After his beatification this May, the mortal remains of Karol Wojtya will be moved to the St. Sebastian Chapel in St. Peter’s Basilica, and laid to rest in the spot where Pope Innocent XI (himself beatified) now lies. It seems fitting to us, that a great man be buried in place of honor, among other great men.
But standing in that crypt chapel in Kraków, one is reminded that the young priest saying his first Mass in that same dimly lit chapel back in November, 1946 was not Blessed John Paul II, the Pope who saved Poland and led the charge of human conscience that vanquished communism. He was a young priest called “Lolek” who came from a small town, and who would have seemed very out of place indeed in the company kings and pontiffs. What could be more ordinary? What could be more extraordinary?
Surrounded by such places, and steeped in the principles of Catholic social teaching, the participants of the Seminar grapple with the monumental questions of our day: How, after a half-century of degradation, can the institution of the family, the bedrock of civil society, possibly bear the weight it must bear if freedom is to serve the common good?
How best can a society dedicated to religious freedom address the rise of radicalized Islam? How can generations of men and women, malformed by the sexual revolution and the cult of “I,” find the kind of human solidarity without which new found freedom dissolves rapidly into self-canibalizing license?
How can a society devoted to strict secularism hope to ensure the conditions sufficient for the continuation of its own existence while offering citizens only two options: relativism or radicalization? How can a civilization that fails to make provision for the next generation—or even to bring about the next generation at all—hope to give a compelling account of itself before a world of competing visions of the human future?

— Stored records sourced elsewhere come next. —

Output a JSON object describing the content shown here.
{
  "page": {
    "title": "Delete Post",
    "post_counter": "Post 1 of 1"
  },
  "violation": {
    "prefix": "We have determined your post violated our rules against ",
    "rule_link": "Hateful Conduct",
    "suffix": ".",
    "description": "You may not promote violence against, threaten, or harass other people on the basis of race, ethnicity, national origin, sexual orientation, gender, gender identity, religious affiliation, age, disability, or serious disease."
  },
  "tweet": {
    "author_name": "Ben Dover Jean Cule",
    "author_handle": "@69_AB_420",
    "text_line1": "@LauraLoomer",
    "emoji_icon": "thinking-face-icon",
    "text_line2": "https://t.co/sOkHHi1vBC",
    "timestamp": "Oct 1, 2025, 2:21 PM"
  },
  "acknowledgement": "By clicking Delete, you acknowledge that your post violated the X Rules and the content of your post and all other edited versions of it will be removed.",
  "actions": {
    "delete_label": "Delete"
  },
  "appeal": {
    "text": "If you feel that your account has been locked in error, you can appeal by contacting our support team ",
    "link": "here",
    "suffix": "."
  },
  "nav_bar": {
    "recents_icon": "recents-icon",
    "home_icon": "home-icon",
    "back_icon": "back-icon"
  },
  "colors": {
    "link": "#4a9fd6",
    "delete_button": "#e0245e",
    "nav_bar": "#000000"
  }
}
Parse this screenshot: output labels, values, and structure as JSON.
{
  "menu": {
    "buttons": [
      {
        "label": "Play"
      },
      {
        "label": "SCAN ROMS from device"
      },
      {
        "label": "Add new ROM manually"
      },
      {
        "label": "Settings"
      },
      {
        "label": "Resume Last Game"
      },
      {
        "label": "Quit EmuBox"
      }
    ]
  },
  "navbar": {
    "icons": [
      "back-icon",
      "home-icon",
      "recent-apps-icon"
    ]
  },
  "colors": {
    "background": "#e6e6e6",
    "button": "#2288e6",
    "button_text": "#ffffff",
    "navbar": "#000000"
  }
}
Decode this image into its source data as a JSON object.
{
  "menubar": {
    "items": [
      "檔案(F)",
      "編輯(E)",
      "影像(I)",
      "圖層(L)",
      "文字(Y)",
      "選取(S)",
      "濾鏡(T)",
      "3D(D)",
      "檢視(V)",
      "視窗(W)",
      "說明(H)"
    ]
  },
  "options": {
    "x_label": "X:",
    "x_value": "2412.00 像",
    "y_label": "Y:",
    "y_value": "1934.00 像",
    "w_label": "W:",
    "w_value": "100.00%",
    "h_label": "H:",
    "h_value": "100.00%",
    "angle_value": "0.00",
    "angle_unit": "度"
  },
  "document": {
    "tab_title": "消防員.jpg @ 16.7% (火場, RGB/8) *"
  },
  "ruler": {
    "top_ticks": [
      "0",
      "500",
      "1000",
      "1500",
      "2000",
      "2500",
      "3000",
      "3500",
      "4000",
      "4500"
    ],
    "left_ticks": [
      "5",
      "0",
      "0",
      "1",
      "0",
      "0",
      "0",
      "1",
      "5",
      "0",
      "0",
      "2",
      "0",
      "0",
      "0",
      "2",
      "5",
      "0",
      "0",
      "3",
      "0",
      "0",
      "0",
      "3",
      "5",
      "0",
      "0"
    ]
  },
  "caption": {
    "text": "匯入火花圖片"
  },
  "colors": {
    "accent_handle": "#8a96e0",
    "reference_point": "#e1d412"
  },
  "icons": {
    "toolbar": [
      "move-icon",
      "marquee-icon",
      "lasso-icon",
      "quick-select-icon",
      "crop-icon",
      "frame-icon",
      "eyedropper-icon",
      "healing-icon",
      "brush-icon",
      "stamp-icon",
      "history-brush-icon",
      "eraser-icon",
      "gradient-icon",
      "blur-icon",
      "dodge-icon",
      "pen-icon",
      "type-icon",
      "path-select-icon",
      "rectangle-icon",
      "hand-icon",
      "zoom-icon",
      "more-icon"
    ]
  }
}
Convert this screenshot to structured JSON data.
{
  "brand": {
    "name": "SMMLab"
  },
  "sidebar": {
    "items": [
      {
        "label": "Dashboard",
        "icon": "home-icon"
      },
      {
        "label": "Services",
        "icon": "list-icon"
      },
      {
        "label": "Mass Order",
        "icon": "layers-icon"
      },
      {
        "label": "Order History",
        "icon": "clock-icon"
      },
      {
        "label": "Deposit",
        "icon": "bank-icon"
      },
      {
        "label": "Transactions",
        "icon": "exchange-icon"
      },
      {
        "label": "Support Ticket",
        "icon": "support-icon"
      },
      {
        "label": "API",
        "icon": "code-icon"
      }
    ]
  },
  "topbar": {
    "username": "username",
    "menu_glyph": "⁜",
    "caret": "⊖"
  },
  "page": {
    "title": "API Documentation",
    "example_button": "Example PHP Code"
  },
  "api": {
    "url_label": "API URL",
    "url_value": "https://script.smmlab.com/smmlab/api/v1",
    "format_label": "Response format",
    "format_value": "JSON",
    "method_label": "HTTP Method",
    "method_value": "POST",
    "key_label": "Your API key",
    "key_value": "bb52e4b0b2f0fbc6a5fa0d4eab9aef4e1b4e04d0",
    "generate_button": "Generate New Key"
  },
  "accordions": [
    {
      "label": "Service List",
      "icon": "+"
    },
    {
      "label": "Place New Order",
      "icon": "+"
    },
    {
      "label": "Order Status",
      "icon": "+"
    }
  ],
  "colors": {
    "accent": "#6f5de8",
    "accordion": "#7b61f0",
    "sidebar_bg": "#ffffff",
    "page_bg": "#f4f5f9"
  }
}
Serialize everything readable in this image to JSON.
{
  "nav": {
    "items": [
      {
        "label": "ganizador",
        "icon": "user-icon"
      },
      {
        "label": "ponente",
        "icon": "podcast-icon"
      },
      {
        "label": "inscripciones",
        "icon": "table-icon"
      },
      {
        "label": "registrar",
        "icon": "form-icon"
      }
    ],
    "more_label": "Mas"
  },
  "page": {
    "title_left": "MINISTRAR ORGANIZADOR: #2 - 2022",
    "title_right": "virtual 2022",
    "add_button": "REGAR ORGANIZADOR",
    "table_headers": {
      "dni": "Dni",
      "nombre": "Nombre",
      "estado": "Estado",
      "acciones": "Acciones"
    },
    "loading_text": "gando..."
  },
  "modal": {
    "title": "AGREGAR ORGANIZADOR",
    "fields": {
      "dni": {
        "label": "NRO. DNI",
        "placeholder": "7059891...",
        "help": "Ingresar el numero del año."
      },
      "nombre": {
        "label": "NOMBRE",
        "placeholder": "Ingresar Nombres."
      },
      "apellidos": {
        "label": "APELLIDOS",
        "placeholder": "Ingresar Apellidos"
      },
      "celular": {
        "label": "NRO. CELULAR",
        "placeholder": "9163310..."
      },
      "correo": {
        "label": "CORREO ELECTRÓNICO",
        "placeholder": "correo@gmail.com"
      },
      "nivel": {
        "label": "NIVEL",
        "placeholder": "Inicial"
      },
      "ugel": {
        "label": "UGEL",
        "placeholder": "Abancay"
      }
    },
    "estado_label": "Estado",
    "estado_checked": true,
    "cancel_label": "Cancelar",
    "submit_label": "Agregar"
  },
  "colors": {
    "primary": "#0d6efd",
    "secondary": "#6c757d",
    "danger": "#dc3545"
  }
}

How long can a society remain free when the lives of entire classes of human beings are, because of age or frailty, deemed by law to be Lebensunwertes Leben, just as they once were so deemed because of race or creed? What is true freedom? How can we spread real prosperity? These are no trivial questions. They are not asked in the abstract. Prosperity and freedom are better understood as human activities than as things, as verbs rather than nouns—prospering and being free, which always entails virtue.
Being free. Living virtuously. These are at the heart of Catholic social teaching. Together they constitute the sine qua non of any political and economic system worthy of man. Afterall, the Church and her teaching are for man. It reminds us who we really are.
George Weigel, who has been part of the TMS faculty since the very beginning and who has directed the seminar since 2000 , often says that the great message of Pope John Paul II to the Polish nation during his 1979 visit was, “You are not who they, the Communists, say you are.” In other words, the true horizon of human goods extends far, far beyond material concerns and worldly power. It is a message that resonates in every time and every place. This truth, revealed fully in the Incarnation, imbues every human activity—including political and economic activity—with profound new significance. Ours is a sacramental world, indeed.
Stephen White works for George Weigel at the Ethics and Public Policy Center in Washington, DC. He has been the coordinator of the Tertio Millennio Seminar on the Free Society since 2005. The 2011 Seminar will run from June 27th through July 14th. For more information, visit www.eppc.org/tms.